Schmidt v. Industrial CommissionAnnotate this Case
600 P.2d 76 (1979)
Carl Y. SCHMIDT, Petitioner, v. INDUSTRIAL COMMISSION of the State of Colorado (Ex-Officio Unemployment Compensation Commission of Colorado) and Colorado Division of Employment, Respondents.
Colorado Court of Appeals, Div. III.
March 8, 1979.
Rehearing Denied March 29, 1979.
Certiorari Denied September 10, 1979.
*77 William E. Benjamin, Denver, for petitioner.
J. D. MacFarlane, Atty. Gen., David W. Robbins, Deputy Atty. Gen., Edward G. Donovan, Sol. Gen., Timothy R. Arnold, Sp. Asst. Atty. Gen., Denver, for respondents.
In this unemployment compensation case, the claimant Carl Y. Schmidt, seeks review of a final order of the Industrial Commission directing that an overpayment of benefits which the claimant received be recovered by the Division of Labor and Employment when and if claimant qualifies for benefits in the future. We set aside the order and remand the cause with directions.
The Commission determined that the overpayment resulted from the failure of the Division to deduct social security payments received by the claimant from his unemployment benefits as prescribed by § 8-73-110(5), C.R.S. 1973. The Commission further determined that the overpayment did not occur because of any fault on the part of the claimant and that to require direct repayment would impose an unjustified financial burden on the claimant. The Commission then ruled that "such overpayment should be recovered by the Division when and if the claimant applies for and qualifies for unemployment benefits in the future." In so ruling the Commission interpreted § 8-81-101(4)(a), C.R.S. 1973 to mean that, in its words, "claimant is liable in one form or another to repay the overpayment to the Division. If, however, the direct repayment is against equity and good conscience, then the Commission may off-set the overpayment against future benefits." The Commission has taken the position in this court that the statute does not authorize it to waive its right to recovery of the overpayment unless it determines the same to be impossible or impractical to correct. This is an incorrect interpretation.
Section 8-81-101(4)(a), C.R.S. 1973, provides in pertinent part as follows:

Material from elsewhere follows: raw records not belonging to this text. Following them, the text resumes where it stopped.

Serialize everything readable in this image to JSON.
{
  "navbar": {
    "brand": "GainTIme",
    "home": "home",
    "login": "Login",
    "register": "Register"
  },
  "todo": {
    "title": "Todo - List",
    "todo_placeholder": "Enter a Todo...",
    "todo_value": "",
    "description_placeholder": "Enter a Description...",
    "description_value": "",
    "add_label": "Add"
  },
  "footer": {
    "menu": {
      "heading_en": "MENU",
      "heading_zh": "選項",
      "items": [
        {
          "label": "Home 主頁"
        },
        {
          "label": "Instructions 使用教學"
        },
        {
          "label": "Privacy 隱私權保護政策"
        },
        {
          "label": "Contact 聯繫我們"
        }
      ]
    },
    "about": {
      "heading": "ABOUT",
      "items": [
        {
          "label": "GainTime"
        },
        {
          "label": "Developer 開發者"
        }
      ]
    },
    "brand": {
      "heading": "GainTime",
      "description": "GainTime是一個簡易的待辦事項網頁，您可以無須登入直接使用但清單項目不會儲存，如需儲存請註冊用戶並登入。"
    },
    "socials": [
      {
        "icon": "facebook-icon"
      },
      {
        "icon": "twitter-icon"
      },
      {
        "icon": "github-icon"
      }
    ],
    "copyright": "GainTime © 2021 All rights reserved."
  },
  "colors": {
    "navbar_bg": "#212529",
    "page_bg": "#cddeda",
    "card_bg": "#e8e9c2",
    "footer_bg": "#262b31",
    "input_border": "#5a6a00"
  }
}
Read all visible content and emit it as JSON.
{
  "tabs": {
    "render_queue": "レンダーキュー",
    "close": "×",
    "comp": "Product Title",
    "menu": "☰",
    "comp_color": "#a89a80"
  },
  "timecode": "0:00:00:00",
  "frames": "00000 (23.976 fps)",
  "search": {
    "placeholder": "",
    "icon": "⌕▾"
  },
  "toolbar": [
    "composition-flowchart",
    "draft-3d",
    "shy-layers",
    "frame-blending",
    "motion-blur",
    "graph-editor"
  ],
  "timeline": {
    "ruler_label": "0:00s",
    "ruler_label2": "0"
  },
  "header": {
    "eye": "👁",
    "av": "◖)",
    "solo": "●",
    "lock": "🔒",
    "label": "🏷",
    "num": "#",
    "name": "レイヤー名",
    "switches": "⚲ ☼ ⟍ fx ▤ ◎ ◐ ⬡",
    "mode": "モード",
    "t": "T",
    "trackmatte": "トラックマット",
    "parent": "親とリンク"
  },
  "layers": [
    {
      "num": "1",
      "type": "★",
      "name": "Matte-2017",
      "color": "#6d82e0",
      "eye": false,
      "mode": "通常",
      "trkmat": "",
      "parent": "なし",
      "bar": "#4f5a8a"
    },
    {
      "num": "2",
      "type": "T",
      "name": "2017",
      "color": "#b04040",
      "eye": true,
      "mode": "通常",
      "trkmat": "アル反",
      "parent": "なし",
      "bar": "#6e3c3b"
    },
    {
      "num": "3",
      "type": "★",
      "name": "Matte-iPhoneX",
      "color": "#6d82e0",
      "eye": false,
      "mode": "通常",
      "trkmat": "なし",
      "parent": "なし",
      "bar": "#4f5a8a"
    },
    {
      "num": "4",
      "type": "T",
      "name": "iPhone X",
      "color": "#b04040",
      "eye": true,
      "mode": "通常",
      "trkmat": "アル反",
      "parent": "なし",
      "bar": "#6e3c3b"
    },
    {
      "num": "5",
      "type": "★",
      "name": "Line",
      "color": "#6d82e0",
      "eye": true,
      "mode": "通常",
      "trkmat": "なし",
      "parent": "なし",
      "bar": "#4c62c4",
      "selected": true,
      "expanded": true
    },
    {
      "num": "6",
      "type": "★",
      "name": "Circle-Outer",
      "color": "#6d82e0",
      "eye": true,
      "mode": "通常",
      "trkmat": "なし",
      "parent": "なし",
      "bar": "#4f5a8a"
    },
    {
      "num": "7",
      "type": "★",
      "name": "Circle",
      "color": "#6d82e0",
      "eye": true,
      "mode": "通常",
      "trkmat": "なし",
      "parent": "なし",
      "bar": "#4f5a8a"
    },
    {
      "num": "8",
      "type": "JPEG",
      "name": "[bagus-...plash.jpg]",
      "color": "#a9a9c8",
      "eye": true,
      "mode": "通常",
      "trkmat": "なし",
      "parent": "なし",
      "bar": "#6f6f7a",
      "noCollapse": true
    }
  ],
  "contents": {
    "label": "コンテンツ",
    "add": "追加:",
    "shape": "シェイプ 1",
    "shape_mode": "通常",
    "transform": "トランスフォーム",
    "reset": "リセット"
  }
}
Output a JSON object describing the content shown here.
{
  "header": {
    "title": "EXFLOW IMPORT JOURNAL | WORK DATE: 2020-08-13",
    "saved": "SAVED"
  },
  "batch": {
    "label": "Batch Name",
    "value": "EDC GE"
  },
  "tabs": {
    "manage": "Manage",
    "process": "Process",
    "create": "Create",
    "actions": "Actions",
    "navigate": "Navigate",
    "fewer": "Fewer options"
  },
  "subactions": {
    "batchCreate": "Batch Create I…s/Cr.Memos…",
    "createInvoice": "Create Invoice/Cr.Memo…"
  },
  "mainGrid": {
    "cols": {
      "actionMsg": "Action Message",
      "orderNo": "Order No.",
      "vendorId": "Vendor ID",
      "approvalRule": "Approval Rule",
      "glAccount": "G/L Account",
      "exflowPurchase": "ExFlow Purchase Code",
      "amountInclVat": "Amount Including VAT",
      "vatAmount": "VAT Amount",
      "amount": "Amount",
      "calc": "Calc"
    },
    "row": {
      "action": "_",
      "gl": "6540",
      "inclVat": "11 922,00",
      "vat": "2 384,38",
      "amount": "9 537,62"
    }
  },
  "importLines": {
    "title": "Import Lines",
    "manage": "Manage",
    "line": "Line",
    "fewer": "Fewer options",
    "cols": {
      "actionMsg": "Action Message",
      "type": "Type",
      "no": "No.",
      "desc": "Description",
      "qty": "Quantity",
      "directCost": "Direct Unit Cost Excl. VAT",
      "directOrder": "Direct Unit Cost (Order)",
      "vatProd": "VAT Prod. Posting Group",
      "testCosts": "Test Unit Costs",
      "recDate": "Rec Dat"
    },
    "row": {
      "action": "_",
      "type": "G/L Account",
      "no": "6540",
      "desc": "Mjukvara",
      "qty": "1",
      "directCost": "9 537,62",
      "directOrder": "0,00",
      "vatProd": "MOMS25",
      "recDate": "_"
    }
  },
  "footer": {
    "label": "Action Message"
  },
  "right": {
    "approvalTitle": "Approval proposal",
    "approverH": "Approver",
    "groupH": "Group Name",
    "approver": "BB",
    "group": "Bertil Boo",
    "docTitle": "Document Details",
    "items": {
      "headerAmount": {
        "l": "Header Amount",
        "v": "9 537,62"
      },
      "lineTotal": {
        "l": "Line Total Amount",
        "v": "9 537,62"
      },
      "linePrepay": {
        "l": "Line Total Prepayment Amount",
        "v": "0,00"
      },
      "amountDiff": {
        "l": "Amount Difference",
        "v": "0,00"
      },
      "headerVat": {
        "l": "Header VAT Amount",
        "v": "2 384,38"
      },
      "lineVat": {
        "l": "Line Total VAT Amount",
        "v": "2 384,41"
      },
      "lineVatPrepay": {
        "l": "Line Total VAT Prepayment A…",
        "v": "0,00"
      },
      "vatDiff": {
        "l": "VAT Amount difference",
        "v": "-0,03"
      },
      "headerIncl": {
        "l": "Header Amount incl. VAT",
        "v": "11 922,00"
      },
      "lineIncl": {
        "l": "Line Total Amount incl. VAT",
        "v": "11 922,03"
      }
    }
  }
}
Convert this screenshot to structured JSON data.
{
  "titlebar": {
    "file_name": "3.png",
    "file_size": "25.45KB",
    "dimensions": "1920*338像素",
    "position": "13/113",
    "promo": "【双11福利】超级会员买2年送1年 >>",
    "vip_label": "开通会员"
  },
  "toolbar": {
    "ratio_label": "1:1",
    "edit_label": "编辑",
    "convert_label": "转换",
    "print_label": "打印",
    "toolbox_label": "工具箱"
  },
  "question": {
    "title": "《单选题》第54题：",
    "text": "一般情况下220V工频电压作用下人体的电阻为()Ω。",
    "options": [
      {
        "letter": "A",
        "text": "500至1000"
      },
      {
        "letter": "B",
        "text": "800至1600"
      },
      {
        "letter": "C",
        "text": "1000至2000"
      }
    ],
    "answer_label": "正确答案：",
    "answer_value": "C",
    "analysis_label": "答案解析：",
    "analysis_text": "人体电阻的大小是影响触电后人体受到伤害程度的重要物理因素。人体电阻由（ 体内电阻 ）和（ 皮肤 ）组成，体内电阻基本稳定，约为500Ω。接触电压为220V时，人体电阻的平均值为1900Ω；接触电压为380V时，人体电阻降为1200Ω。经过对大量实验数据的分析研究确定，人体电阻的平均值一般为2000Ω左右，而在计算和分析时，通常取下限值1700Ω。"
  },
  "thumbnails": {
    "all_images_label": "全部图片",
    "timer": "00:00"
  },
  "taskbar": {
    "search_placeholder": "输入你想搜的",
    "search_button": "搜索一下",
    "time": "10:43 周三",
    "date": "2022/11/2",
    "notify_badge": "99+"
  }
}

"Any person who has received any sum as benefits under articles 70 to 82 of this title to which he was not entitled by reason of his false representation or willful failure to disclose a material fact, if so found by the division of employment, shall be liable to repay such sum to the division for the fund. Such sum shall be collectible in the manner provided in sections 8-79-102 to 8-79-107, for the collection of past-due contributions, or, if collection efforts fail, such sum shall be deducted from any future benefits payable to such person under articles 70 to 82 of this title. Any person who has received any sum as benefits under articles 70 to 82 of this title to which he was not entitled other than by reason of his false representation or willful failure to disclose a material fact, if so found by the division, shall be liable to repay such amount to the division for the fund or to have future benefits to which he may become entitled cancelled to offset such overpayment if such recovery would not, *78 in the opinion of the division, be against equity and good conscience. The division may waive the recovery or adjustment of all or part of the amount of any such overpayment which it finds to be noncollectible, or the recovery or adjustment of which it finds to be administratively impracticable." (emphasis added.)
Where the meaning and impact of a statutory provision is plain and free from ambiguity and no absurdity arises therefrom, there is no need to resort to other rules of construction to ascertain its meaning. American Metal Climax, Inc. v. Claimant in re Death of Butler, 188 Colo. 111, 532 P.2d 951 (1975). The emphasized portion of the statute requires the Commission to recover an overpayment if and only if "such recovery would not ... be against equity and good conscience." Thus, in the present case the Commission had the statutory authority to waive the recovery of the overpayment altogether if, in its opinion, such recovery would be against equity and good conscience.
Because the Commission admittedly did not consider this option the order is set aside and the cause is remanded for a new determination.
RULAND and STERNBERG, JJ., concur.